Nancy Maynard began her career as a journalist as a teenager, following an incident in which, negative reports were printed in a local newspaper about her grammar school that had burned down. The reports were outrageous that she sought to make things right. Her career spanned nearly four years, and she was regarded highly by young colored journalists, who looked upon her for mentorship.
Maynard credited her success to her mother who too, was a successful journalist in a predominantly white field. Her father, a jazz musician supported her too in her endeavors. She worked on the student newspaper of her junior high school, and participated in newsroom activities whenever she could.
Her first job in the main stream media, as a copy boy supported her through her higher education in journalism at Long Island University. Her skills in journalism while in school were recognized by school editors, and after graduation, she joined New York post as reporting staff at the age of 20. She won the attention of legendary Ted Posten who had broken the race barrier in the post’s newsroom.
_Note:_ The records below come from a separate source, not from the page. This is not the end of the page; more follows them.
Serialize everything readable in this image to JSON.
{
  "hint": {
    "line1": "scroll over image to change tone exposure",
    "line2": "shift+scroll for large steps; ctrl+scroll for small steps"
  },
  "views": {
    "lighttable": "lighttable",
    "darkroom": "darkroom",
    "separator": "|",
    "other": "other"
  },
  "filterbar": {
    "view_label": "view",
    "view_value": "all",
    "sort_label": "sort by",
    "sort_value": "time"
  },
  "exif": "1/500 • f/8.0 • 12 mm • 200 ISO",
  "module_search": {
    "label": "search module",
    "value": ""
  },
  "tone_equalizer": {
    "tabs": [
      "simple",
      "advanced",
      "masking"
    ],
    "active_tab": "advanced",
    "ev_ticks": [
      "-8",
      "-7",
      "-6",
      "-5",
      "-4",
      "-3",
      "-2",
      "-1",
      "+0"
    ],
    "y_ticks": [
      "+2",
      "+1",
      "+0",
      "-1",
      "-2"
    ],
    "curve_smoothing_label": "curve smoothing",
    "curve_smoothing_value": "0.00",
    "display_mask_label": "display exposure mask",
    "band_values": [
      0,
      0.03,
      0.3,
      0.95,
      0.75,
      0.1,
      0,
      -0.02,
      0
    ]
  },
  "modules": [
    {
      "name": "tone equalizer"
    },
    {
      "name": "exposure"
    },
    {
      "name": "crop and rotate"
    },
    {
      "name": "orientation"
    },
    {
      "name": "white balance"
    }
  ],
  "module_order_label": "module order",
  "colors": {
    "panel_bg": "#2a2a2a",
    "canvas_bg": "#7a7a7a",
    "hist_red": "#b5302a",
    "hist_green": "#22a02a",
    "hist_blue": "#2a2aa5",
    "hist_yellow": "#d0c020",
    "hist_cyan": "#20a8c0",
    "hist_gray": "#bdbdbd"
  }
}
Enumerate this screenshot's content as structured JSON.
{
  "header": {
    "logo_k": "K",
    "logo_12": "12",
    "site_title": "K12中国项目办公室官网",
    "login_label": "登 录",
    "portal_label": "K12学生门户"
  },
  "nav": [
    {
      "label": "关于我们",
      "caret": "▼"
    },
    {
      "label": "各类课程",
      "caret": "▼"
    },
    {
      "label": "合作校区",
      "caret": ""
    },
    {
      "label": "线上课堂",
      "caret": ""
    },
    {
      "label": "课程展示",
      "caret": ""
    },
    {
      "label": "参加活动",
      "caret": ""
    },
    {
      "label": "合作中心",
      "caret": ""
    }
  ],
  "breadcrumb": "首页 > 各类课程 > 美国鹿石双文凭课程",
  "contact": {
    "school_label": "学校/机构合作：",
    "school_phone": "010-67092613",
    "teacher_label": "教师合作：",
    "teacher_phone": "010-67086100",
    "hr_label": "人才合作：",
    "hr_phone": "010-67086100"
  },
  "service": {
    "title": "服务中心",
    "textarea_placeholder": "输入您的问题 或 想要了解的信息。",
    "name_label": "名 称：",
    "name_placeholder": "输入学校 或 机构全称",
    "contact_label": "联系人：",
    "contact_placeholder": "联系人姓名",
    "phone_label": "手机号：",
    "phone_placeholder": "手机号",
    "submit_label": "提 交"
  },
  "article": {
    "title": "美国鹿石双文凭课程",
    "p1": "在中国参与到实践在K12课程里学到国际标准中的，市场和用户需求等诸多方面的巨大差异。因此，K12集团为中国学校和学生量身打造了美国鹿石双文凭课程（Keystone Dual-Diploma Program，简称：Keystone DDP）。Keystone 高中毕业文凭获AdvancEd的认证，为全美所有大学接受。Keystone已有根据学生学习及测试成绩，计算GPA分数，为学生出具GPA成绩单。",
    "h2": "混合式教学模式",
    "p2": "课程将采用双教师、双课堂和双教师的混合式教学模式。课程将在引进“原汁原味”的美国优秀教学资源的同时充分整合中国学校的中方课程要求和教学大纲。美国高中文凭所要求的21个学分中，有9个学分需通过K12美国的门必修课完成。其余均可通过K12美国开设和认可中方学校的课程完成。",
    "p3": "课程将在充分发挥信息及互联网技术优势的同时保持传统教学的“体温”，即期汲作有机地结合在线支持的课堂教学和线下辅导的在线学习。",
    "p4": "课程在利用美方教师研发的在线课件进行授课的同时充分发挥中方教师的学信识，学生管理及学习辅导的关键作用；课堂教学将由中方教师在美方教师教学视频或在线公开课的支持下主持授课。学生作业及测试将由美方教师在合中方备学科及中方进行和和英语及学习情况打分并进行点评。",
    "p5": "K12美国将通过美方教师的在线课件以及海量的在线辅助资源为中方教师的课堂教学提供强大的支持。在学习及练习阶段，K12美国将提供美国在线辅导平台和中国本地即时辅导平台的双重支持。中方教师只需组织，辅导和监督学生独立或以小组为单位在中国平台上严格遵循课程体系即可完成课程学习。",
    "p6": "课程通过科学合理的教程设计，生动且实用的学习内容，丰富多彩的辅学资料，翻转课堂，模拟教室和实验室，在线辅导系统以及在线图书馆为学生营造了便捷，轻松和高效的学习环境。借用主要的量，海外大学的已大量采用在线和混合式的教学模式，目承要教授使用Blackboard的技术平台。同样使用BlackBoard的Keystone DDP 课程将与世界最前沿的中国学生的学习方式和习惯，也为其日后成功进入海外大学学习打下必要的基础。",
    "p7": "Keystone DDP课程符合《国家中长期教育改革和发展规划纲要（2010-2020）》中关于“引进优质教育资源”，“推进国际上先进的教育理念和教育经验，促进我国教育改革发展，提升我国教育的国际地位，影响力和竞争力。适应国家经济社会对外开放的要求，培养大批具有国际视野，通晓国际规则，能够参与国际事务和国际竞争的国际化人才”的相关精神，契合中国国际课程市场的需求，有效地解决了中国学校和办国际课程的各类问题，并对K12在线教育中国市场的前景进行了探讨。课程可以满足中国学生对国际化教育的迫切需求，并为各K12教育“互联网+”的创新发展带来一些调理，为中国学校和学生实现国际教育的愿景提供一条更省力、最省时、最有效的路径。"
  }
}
Being the only black woman, Maynard had difficulties in her relationships with information sources, particularly during the civil rights movement, mainly dominated by men. Facing difficulties with the newspaper company, Maynard sought to take her skills to another paper. This was after the assassination of Martin Luther King Junior.
Nancy Hitch Maynard, together with her husband of 50 years both cofounded the Robert C. Maynard Institute for journalism Education. In her institute, she promoted diversity in journalism, and at the same time, she boldly promoted minority journalists to other media institutes such as the American society of newspaper editors, firmly persuading them to do the right thing; that is look beyond race and hire the minority on the basis of their merit. She was seen as fearless and astute champion of diversity in the media industry.
Nancy Hicks Maynard, a foresighted pioneer in newsroom diversity and a former co-publisher of the Oakland Tribune, died September 21, 2008 in Los Angeles after a prolonged illness. She was 61. Her death resulted from the intertwined failure of several major organs, her family said. Prior to her marriage to Robert C. Maynard in 1975, Nancy Hicks was recognized along with her soon-to-be husband, as among the best and most accomplished of the vanguard of fewer than 50 black journalists who moved into significant roles in newspaper, radio and television journalism nationally during the urban conflagrations of the early years of the 1960s. Her several journalistic achievements included coverage of developments surrounding the mid-sixties urban rebellions, cutting-edge developments nationally in science and health ranging from the NASA Apollo program to the costs and effectiveness of Great Society-era health care programs including Medicaid and Medicare. (www.mije.org/nancymaynard )
She plays an important role in the African American community as a champion of diversity in the field of journalism. Ever since, the number of African American Journalists has dramatically increased.